Similar to the Volkswagen settlement, ECW is being held accountable for the veracity of the representations it made when seeking certification for its EHR system. Moreover, in the ECW settlement, the government applied its anti-kickback statue (AKS) law to the promotion and sale of EHR systems.
“This case (ECW) also exposes the weaknesses of the ONC (Office of the National Coordinator for Health Information Technology) certification process,” Nachimson said. “This situation shows the extent to which healthcare providers trust their vendors to meet federal requirements like HIPAA and Meaningful Use, without their having all of the information and knowledge necessary to fairly evaluate the products. Doctors and other providers are not expected to be IT experts, but are expected to meet rigorous IT requirements.”
The Justice Department said that ECW falsely obtained certification for its EHR software when it concealed from its certifying entity that its software did not comply with the requirements for certification.
“For example,” the Justice Department stated in its news release, “in order to pass certification testing without meeting the certification criteria for standardized drug codes, the company modified its software by ‘hardcoding’ only the drug codes required for testing. In other words, rather than programming the capability to retrieve any drug code from a complete database, ECW simply typed the 16 codes necessary for certification testing directly into its software.”
The Justice Department went on to say that ECW’s software also “did not accurately record user actions in an audit log, and in certain situations did not reliably record diagnostic imaging orders or perform drug interaction checks.”
“In addition,” the news release continued, “ECW’s software failed to satisfy data portability requirements intended to permit healthcare providers to transfer patient data from ECW’s software to the software of other vendors.”
“The EHR whistleblower suit puts the healthcare electronic record industry on notice that the government is focusing on the technology that was in large part funded through the Meaningful Use program” Nick van Terheyden, MD, an internationally recognized authority on healthcare technology, said in a statement to ICD10monitor. “The broad nature of the elements included in the complaint is likely to raise concerns in other solutions in the marketplace.”
Under the terms of the settlement agreements, according to the Justice Department, ECW and three of its founders (Chief Executive Officer Girish Navani, Chief Medical Officer Rajesh Dharampuriya, M.D., and Chief Operating Officer Mahesh Navani) are jointly and separately liable for the payment of $154.92 million to the government.
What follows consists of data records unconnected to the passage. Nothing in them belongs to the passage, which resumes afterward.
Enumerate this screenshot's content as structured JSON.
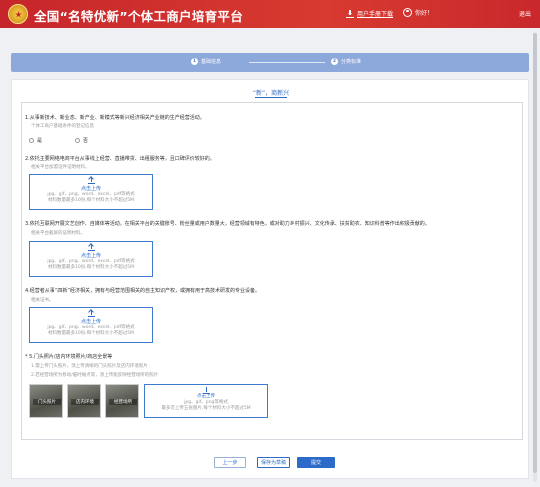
{
  "header": {
    "title": "全国“名特优新”个体工商户培育平台",
    "manual_download": "用户手册下载",
    "greeting": "你好！",
    "exit": "退出"
  },
  "steps": [
    {
      "num": "1",
      "label": "基础信息"
    },
    {
      "num": "2",
      "label": "分类标准"
    }
  ],
  "section_title": "“新”，商新兴",
  "q1": {
    "text": "1.从事新技术、新业态、新产业、新模式等新兴经济相关产业链的生产经营活动。",
    "hint": "个体工商户基础条件的登记信息",
    "options": [
      "是",
      "否"
    ]
  },
  "q2": {
    "text": "2.依托主要网络电商平台从事线上经营、直播带货、出租服务等，且口碑评价较好的。",
    "hint": "相关平台加盟证件证明材料。"
  },
  "q3": {
    "text": "3.依托互联网开展文艺创作、自媒体等活动，在相关平台的关键账号、粉丝量或用户数量大，经营领域有特色，或对助力乡村振兴、文化传承、扶贫助农、知识科普等作出积极贡献的。",
    "hint": "相关平台截屏的证明材料。"
  },
  "q4": {
    "text": "4.经营者从事“四新”经济相关，拥有与经营范围相关的自主知识产权，或拥有用于高技术研发的专业设备。",
    "hint": "相关证书。"
  },
  "q5": {
    "text": "* 5.门头照片/店内环境照片/商店全景等",
    "hint1": "1.需上传门头照片，须上传清晰的门头照片及店内环境照片",
    "hint2": "2.若经营场所为移动/临时摊点等，须上传能反映经营场所的照片",
    "photos": [
      "门头照片",
      "店内环境",
      "经营场所"
    ]
  },
  "upload": {
    "label": "点击上传",
    "formats": "jpg、gif、png、word、excel、pdf等格式",
    "limit": "材料数量最多10份,每个材料大小不超过5M"
  },
  "upload_image": {
    "formats": "jpg、gif、png等格式",
    "limit": "最多可上传五张图片,每个材料大小不超过5M"
  },
  "buttons": {
    "prev": "上一步",
    "save": "保存为草稿",
    "submit": "提交"
  }
}
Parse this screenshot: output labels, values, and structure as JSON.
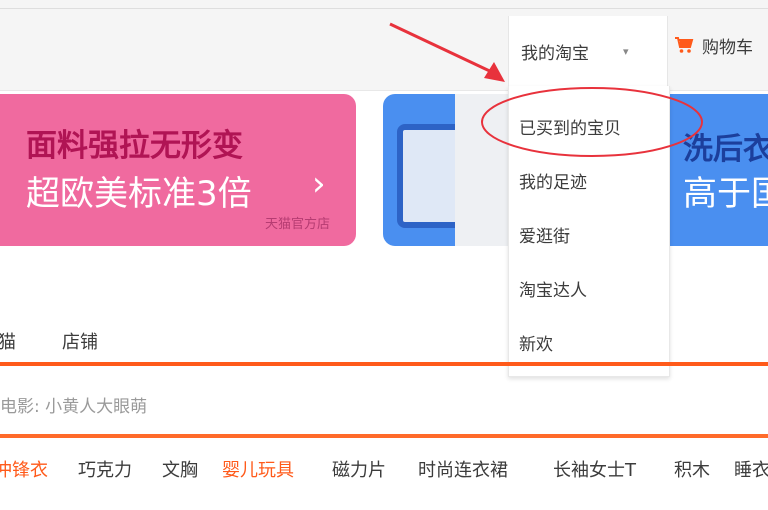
{
  "topbar": {
    "my_taobao_label": "我的淘宝",
    "cart_label": "购物车"
  },
  "dropdown": {
    "items": [
      "已买到的宝贝",
      "我的足迹",
      "爱逛街",
      "淘宝达人",
      "新欢"
    ]
  },
  "banners": {
    "left": {
      "line1": "面料强拉无形变",
      "line2": "超欧美标准3倍",
      "arrow": "›",
      "brand": "天猫官方店"
    },
    "right": {
      "line1": "洗后衣",
      "line2": "高于国"
    }
  },
  "search_tabs": {
    "items": [
      "猫",
      "店铺"
    ]
  },
  "search": {
    "hint": "电影: 小黄人大眼萌"
  },
  "hot_keywords": [
    {
      "text": "冲锋衣",
      "hot": true
    },
    {
      "text": "巧克力",
      "hot": false
    },
    {
      "text": "文胸",
      "hot": false
    },
    {
      "text": "婴儿玩具",
      "hot": true
    },
    {
      "text": "磁力片",
      "hot": false
    },
    {
      "text": "时尚连衣裙",
      "hot": false
    },
    {
      "text": "长袖女士T",
      "hot": false
    },
    {
      "text": "积木",
      "hot": false
    },
    {
      "text": "睡衣",
      "hot": false
    }
  ],
  "colors": {
    "accent_orange": "#ff5a1a",
    "annotation_red": "#e8323c",
    "banner_pink": "#f06a9f",
    "banner_blue": "#4a8ff0"
  },
  "icons": {
    "cart": "cart-icon",
    "caret": "chevron-down-icon"
  }
}
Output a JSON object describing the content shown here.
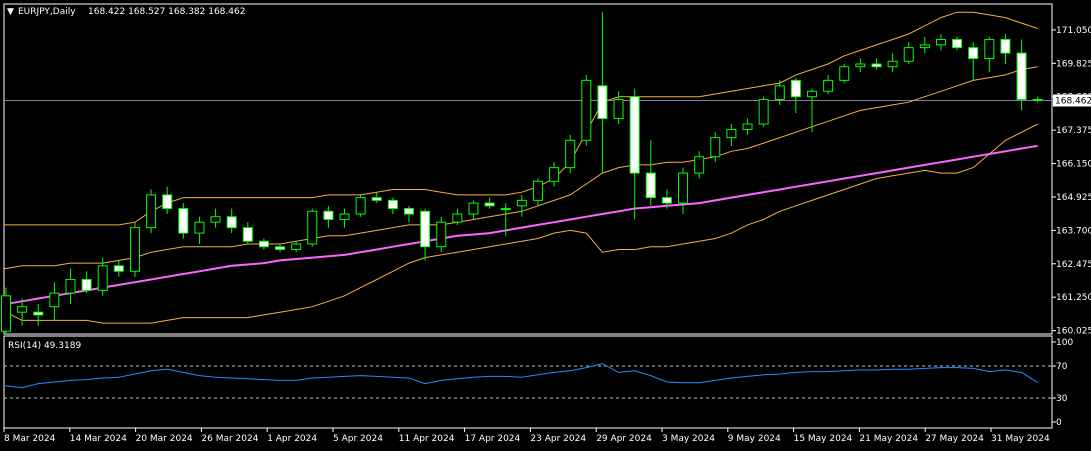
{
  "header": {
    "symbol": "EURJPY,Daily",
    "ohlc": "168.422 168.527 168.382 168.462"
  },
  "price_axis": {
    "ticks": [
      "171.050",
      "169.825",
      "168.600",
      "167.375",
      "166.150",
      "164.925",
      "163.700",
      "162.475",
      "161.250",
      "160.025"
    ],
    "current": "168.462"
  },
  "rsi": {
    "label": "RSI(14) 49.3189",
    "ticks": [
      "100",
      "70",
      "30",
      "0"
    ]
  },
  "date_axis": {
    "ticks": [
      "8 Mar 2024",
      "14 Mar 2024",
      "20 Mar 2024",
      "26 Mar 2024",
      "1 Apr 2024",
      "5 Apr 2024",
      "11 Apr 2024",
      "17 Apr 2024",
      "23 Apr 2024",
      "29 Apr 2024",
      "3 May 2024",
      "9 May 2024",
      "15 May 2024",
      "21 May 2024",
      "27 May 2024",
      "31 May 2024"
    ]
  },
  "colors": {
    "background": "#000000",
    "bull_wick": "#00ff00",
    "candle_body": "#ffffff",
    "bollinger": "#f5b041",
    "ma": "#ff66ff",
    "rsi_line": "#1e90ff",
    "current_price_line": "#8080a0",
    "level_line": "#c0c0c0"
  },
  "chart_data": [
    {
      "type": "candlestick",
      "title": "EURJPY,Daily",
      "ylim": [
        159.9,
        172.0
      ],
      "candles": [
        {
          "o": 160.0,
          "h": 161.6,
          "l": 159.9,
          "c": 161.3
        },
        {
          "o": 160.7,
          "h": 161.2,
          "l": 160.2,
          "c": 160.9
        },
        {
          "o": 160.7,
          "h": 161.0,
          "l": 160.2,
          "c": 160.6
        },
        {
          "o": 160.9,
          "h": 161.8,
          "l": 160.4,
          "c": 161.4
        },
        {
          "o": 161.4,
          "h": 162.3,
          "l": 161.0,
          "c": 161.9
        },
        {
          "o": 161.9,
          "h": 162.2,
          "l": 161.4,
          "c": 161.5
        },
        {
          "o": 161.5,
          "h": 162.7,
          "l": 161.3,
          "c": 162.4
        },
        {
          "o": 162.4,
          "h": 162.6,
          "l": 162.0,
          "c": 162.2
        },
        {
          "o": 162.2,
          "h": 164.0,
          "l": 162.0,
          "c": 163.8
        },
        {
          "o": 163.8,
          "h": 165.2,
          "l": 163.6,
          "c": 165.0
        },
        {
          "o": 165.0,
          "h": 165.3,
          "l": 164.3,
          "c": 164.5
        },
        {
          "o": 164.5,
          "h": 164.7,
          "l": 163.4,
          "c": 163.6
        },
        {
          "o": 163.6,
          "h": 164.2,
          "l": 163.2,
          "c": 164.0
        },
        {
          "o": 164.0,
          "h": 164.5,
          "l": 163.8,
          "c": 164.2
        },
        {
          "o": 164.2,
          "h": 164.5,
          "l": 163.6,
          "c": 163.8
        },
        {
          "o": 163.8,
          "h": 164.0,
          "l": 163.2,
          "c": 163.3
        },
        {
          "o": 163.3,
          "h": 163.4,
          "l": 163.0,
          "c": 163.1
        },
        {
          "o": 163.1,
          "h": 163.2,
          "l": 162.9,
          "c": 163.0
        },
        {
          "o": 163.0,
          "h": 163.3,
          "l": 162.9,
          "c": 163.2
        },
        {
          "o": 163.2,
          "h": 164.5,
          "l": 163.1,
          "c": 164.4
        },
        {
          "o": 164.4,
          "h": 164.6,
          "l": 163.8,
          "c": 164.1
        },
        {
          "o": 164.1,
          "h": 164.5,
          "l": 163.8,
          "c": 164.3
        },
        {
          "o": 164.3,
          "h": 165.0,
          "l": 164.2,
          "c": 164.9
        },
        {
          "o": 164.9,
          "h": 165.1,
          "l": 164.7,
          "c": 164.8
        },
        {
          "o": 164.8,
          "h": 164.9,
          "l": 164.3,
          "c": 164.5
        },
        {
          "o": 164.5,
          "h": 164.6,
          "l": 164.0,
          "c": 164.3
        },
        {
          "o": 164.4,
          "h": 164.5,
          "l": 162.6,
          "c": 163.1
        },
        {
          "o": 163.1,
          "h": 164.2,
          "l": 162.9,
          "c": 164.0
        },
        {
          "o": 164.0,
          "h": 164.5,
          "l": 163.9,
          "c": 164.3
        },
        {
          "o": 164.3,
          "h": 164.8,
          "l": 164.1,
          "c": 164.7
        },
        {
          "o": 164.7,
          "h": 164.9,
          "l": 164.5,
          "c": 164.6
        },
        {
          "o": 164.5,
          "h": 164.7,
          "l": 163.5,
          "c": 164.5
        },
        {
          "o": 164.6,
          "h": 165.0,
          "l": 164.2,
          "c": 164.8
        },
        {
          "o": 164.8,
          "h": 165.6,
          "l": 164.6,
          "c": 165.5
        },
        {
          "o": 165.5,
          "h": 166.2,
          "l": 165.3,
          "c": 166.0
        },
        {
          "o": 166.0,
          "h": 167.2,
          "l": 165.8,
          "c": 167.0
        },
        {
          "o": 167.0,
          "h": 169.4,
          "l": 166.8,
          "c": 169.2
        },
        {
          "o": 169.0,
          "h": 171.7,
          "l": 165.8,
          "c": 167.8
        },
        {
          "o": 167.8,
          "h": 168.8,
          "l": 167.6,
          "c": 168.5
        },
        {
          "o": 168.6,
          "h": 168.9,
          "l": 164.1,
          "c": 165.8
        },
        {
          "o": 165.8,
          "h": 167.0,
          "l": 164.6,
          "c": 164.9
        },
        {
          "o": 164.9,
          "h": 165.2,
          "l": 164.5,
          "c": 164.7
        },
        {
          "o": 164.7,
          "h": 166.0,
          "l": 164.3,
          "c": 165.8
        },
        {
          "o": 165.8,
          "h": 166.6,
          "l": 165.6,
          "c": 166.4
        },
        {
          "o": 166.4,
          "h": 167.3,
          "l": 166.2,
          "c": 167.1
        },
        {
          "o": 167.1,
          "h": 167.6,
          "l": 166.8,
          "c": 167.4
        },
        {
          "o": 167.4,
          "h": 167.8,
          "l": 167.2,
          "c": 167.6
        },
        {
          "o": 167.6,
          "h": 168.6,
          "l": 167.5,
          "c": 168.5
        },
        {
          "o": 168.5,
          "h": 169.2,
          "l": 168.3,
          "c": 169.0
        },
        {
          "o": 169.2,
          "h": 169.3,
          "l": 168.0,
          "c": 168.6
        },
        {
          "o": 168.6,
          "h": 168.9,
          "l": 167.3,
          "c": 168.8
        },
        {
          "o": 168.8,
          "h": 169.4,
          "l": 168.7,
          "c": 169.2
        },
        {
          "o": 169.2,
          "h": 169.8,
          "l": 169.1,
          "c": 169.7
        },
        {
          "o": 169.7,
          "h": 170.0,
          "l": 169.5,
          "c": 169.8
        },
        {
          "o": 169.8,
          "h": 170.0,
          "l": 169.6,
          "c": 169.7
        },
        {
          "o": 169.7,
          "h": 170.2,
          "l": 169.5,
          "c": 169.9
        },
        {
          "o": 169.9,
          "h": 170.6,
          "l": 169.8,
          "c": 170.4
        },
        {
          "o": 170.4,
          "h": 170.8,
          "l": 170.2,
          "c": 170.5
        },
        {
          "o": 170.5,
          "h": 170.9,
          "l": 170.3,
          "c": 170.7
        },
        {
          "o": 170.7,
          "h": 170.8,
          "l": 170.3,
          "c": 170.4
        },
        {
          "o": 170.4,
          "h": 170.6,
          "l": 169.2,
          "c": 170.0
        },
        {
          "o": 170.0,
          "h": 170.8,
          "l": 169.5,
          "c": 170.7
        },
        {
          "o": 170.7,
          "h": 170.9,
          "l": 169.8,
          "c": 170.2
        },
        {
          "o": 170.2,
          "h": 170.7,
          "l": 168.1,
          "c": 168.5
        },
        {
          "o": 168.5,
          "h": 168.6,
          "l": 168.4,
          "c": 168.462
        }
      ],
      "bollinger": {
        "upper": [
          163.9,
          163.9,
          163.9,
          163.9,
          163.9,
          163.9,
          163.9,
          163.9,
          164.0,
          164.4,
          164.7,
          164.9,
          164.9,
          164.9,
          164.9,
          164.9,
          164.9,
          164.9,
          164.9,
          164.9,
          165.0,
          165.0,
          165.0,
          165.1,
          165.2,
          165.2,
          165.2,
          165.1,
          165.0,
          165.0,
          165.0,
          165.0,
          165.1,
          165.3,
          165.6,
          166.2,
          167.3,
          168.4,
          168.6,
          168.6,
          168.6,
          168.6,
          168.6,
          168.6,
          168.7,
          168.8,
          168.9,
          169.0,
          169.1,
          169.4,
          169.6,
          169.8,
          170.1,
          170.3,
          170.5,
          170.7,
          170.9,
          171.2,
          171.5,
          171.7,
          171.7,
          171.6,
          171.5,
          171.3,
          171.1
        ],
        "middle": [
          162.3,
          162.4,
          162.4,
          162.4,
          162.5,
          162.5,
          162.5,
          162.6,
          162.7,
          162.9,
          163.0,
          163.1,
          163.1,
          163.1,
          163.1,
          163.2,
          163.2,
          163.2,
          163.3,
          163.4,
          163.5,
          163.5,
          163.6,
          163.7,
          163.8,
          163.9,
          163.9,
          163.9,
          164.0,
          164.1,
          164.2,
          164.3,
          164.4,
          164.6,
          164.8,
          165.0,
          165.4,
          165.8,
          166.0,
          166.1,
          166.1,
          166.2,
          166.2,
          166.3,
          166.4,
          166.6,
          166.7,
          166.9,
          167.1,
          167.3,
          167.5,
          167.7,
          167.9,
          168.1,
          168.2,
          168.3,
          168.4,
          168.6,
          168.8,
          169.0,
          169.2,
          169.3,
          169.4,
          169.6,
          169.7
        ],
        "lower": [
          160.7,
          160.4,
          160.4,
          160.4,
          160.4,
          160.4,
          160.3,
          160.3,
          160.3,
          160.3,
          160.4,
          160.5,
          160.5,
          160.5,
          160.5,
          160.5,
          160.6,
          160.7,
          160.8,
          160.9,
          161.1,
          161.3,
          161.6,
          161.9,
          162.2,
          162.5,
          162.7,
          162.8,
          162.9,
          163.0,
          163.1,
          163.2,
          163.3,
          163.4,
          163.6,
          163.7,
          163.6,
          162.9,
          163.0,
          163.0,
          163.1,
          163.1,
          163.2,
          163.3,
          163.4,
          163.6,
          163.9,
          164.1,
          164.4,
          164.6,
          164.8,
          165.0,
          165.2,
          165.4,
          165.6,
          165.7,
          165.8,
          165.9,
          165.8,
          165.8,
          166.0,
          166.5,
          167.0,
          167.3,
          167.6
        ]
      },
      "ma": [
        161.0,
        161.1,
        161.2,
        161.3,
        161.4,
        161.5,
        161.6,
        161.7,
        161.8,
        161.9,
        162.0,
        162.1,
        162.2,
        162.3,
        162.4,
        162.45,
        162.5,
        162.6,
        162.65,
        162.7,
        162.75,
        162.8,
        162.9,
        163.0,
        163.1,
        163.2,
        163.3,
        163.4,
        163.5,
        163.55,
        163.6,
        163.7,
        163.8,
        163.9,
        164.0,
        164.1,
        164.2,
        164.3,
        164.4,
        164.5,
        164.55,
        164.6,
        164.65,
        164.7,
        164.8,
        164.9,
        165.0,
        165.1,
        165.2,
        165.3,
        165.4,
        165.5,
        165.6,
        165.7,
        165.8,
        165.9,
        166.0,
        166.1,
        166.2,
        166.3,
        166.4,
        166.5,
        166.6,
        166.7,
        166.8
      ]
    },
    {
      "type": "line",
      "title": "RSI(14) 49.3189",
      "ylim": [
        0,
        100
      ],
      "levels": [
        70,
        30
      ],
      "values": [
        45,
        43,
        48,
        50,
        52,
        53,
        55,
        56,
        60,
        64,
        66,
        62,
        58,
        56,
        55,
        54,
        53,
        52,
        52,
        55,
        56,
        57,
        58,
        57,
        56,
        55,
        48,
        52,
        54,
        56,
        57,
        57,
        56,
        59,
        62,
        64,
        68,
        73,
        62,
        64,
        58,
        50,
        49,
        49,
        52,
        55,
        57,
        59,
        60,
        62,
        63,
        63,
        64,
        65,
        65,
        66,
        66,
        67,
        68,
        68,
        67,
        63,
        65,
        62,
        49.3
      ]
    }
  ]
}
Separately, Developer Jagan Vaithilingam will pay $50,000, and Project Managers Bryan Sequeira and Robert Lynes will each pay $15,000.
ECW has also entered into a corporate integrity agreement (CIA) with the U.S. Department of Health and Human Services (HHS) Office of Inspector General (OIG) covering the company’s EHR software, according to the Justice Department. Among other requirements of the CIA, ECW must retain an independent software quality oversight organization to assess ECW’s software quality control systems and provide written semi-annual reports to OIG and ECW documenting its reviews and recommendations. The CIA also is requiring ECW to allow customers to obtain updated versions of their software free of charge and to give customers the option to have ECW transfer their data to another EHR software provider without penalties or service charges.
“Electronic health records have the potential to improve the care provided to Medicare and Medicaid beneficiaries, but only if the information is accurate and accessible,” OIG Special Agent in Charge Phillip Coyne said. “Those who engage in fraud that undermines the goals of EHR or puts patients at risk can expect a thorough investigation and strong remedial measures such as those in the novel and innovative corporate integrity agreement in this case.”
“Providers have historically depended on their vendors to keep them compliant and up to date,” Nachimson concluded. “This trust factor may now be broken.”